  • Networking opportunities through ASIS&T’s local chapters.
  • Reduced rates to annual conferences and summits.
  • Access to ASIS&T’s JobLine containing available position in the information science field and participation in the Placement Center held at the annual meeting.

Not to mention what it can do for your resume!

To join now simply fill out the online student membership form.

Welcome to CUA-ASIS&T

We would like to extend a warm hello to all the new students and welcome back our loyal members! Thanks to Steve, Karen, Lynette and Jennifer who handed over the reigns to us and did such a great job last year. We hope to follow in their footsteps by bringing great speakers to our campus and hosting exciting events throughout the year.

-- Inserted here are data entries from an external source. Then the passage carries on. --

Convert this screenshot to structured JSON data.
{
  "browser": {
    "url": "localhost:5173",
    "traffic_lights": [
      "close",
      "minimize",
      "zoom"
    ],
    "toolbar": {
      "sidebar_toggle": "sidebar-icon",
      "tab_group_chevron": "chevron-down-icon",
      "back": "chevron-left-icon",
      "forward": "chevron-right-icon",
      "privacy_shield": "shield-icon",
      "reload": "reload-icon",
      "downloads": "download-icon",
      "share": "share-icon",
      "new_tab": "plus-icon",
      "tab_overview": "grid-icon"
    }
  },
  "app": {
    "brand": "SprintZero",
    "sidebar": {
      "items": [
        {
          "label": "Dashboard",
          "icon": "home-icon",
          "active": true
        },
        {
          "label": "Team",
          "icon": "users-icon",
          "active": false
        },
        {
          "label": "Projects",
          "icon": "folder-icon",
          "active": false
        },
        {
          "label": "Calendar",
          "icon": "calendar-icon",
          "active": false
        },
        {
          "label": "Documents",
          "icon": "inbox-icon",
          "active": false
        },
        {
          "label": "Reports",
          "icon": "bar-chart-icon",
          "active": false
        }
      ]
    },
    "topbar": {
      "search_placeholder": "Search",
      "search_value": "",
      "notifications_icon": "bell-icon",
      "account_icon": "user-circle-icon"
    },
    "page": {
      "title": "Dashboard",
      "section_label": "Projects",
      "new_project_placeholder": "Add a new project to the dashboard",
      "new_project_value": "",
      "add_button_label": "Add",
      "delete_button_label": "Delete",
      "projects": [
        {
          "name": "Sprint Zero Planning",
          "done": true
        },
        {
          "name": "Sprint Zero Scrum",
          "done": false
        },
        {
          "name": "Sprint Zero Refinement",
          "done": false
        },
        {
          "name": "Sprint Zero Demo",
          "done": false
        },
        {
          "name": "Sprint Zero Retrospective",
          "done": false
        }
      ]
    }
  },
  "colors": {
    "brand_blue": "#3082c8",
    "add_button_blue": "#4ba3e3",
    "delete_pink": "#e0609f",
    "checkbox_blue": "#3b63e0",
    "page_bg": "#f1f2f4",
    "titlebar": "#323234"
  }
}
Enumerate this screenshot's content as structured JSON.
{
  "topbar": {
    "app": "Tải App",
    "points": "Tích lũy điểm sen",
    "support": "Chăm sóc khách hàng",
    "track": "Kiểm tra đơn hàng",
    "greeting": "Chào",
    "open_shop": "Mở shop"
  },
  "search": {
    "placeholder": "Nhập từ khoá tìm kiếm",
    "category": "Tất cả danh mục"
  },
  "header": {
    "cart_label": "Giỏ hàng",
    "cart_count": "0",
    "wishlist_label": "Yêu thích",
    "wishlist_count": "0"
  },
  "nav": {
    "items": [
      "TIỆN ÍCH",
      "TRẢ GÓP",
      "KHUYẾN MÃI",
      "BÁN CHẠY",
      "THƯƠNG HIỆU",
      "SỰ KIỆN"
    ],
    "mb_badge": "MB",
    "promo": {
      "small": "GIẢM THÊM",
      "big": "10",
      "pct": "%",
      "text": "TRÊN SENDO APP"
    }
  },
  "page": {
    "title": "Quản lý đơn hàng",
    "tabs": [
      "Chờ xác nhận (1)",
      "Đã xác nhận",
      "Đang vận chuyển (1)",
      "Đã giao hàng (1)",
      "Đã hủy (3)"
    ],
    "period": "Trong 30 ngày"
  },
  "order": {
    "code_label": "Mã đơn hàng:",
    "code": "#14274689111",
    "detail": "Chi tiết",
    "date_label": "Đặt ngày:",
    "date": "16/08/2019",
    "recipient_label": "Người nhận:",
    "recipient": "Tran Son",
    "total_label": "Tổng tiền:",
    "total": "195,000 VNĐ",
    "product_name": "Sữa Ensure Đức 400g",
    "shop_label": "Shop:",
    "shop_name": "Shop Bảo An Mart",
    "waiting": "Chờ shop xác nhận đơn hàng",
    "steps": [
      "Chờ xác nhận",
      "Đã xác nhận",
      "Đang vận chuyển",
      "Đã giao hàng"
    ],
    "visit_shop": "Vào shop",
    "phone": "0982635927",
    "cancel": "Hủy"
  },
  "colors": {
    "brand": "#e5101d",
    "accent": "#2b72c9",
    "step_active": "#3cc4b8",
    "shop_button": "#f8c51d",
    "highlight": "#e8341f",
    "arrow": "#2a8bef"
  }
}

We know that information technology is a cornerstone of our profession, but we also know that it can seem a bit overwhelming sometimes.

That's why this year, on top of the great speakers and events we will have on campus, we've created a blog in an effort to distill the vast amounts of information you get as a member of National ASIS&T into palatable bites that can help in your continuing studies.

A weekly tongue-in-cheek feature called “Impress your Professor” will keep you up-to-date with exciting new tidbits from the technology front. You'll also enjoy our “YouTube Tuesdays” feature where we'll post fun and informative videos related to library science and information. Look out for guest bloggers from around the ASIS&T organization throughout the year.

So bookmark us, become a member, join our listserv, check back often, and feel free to comment and participate all along the way.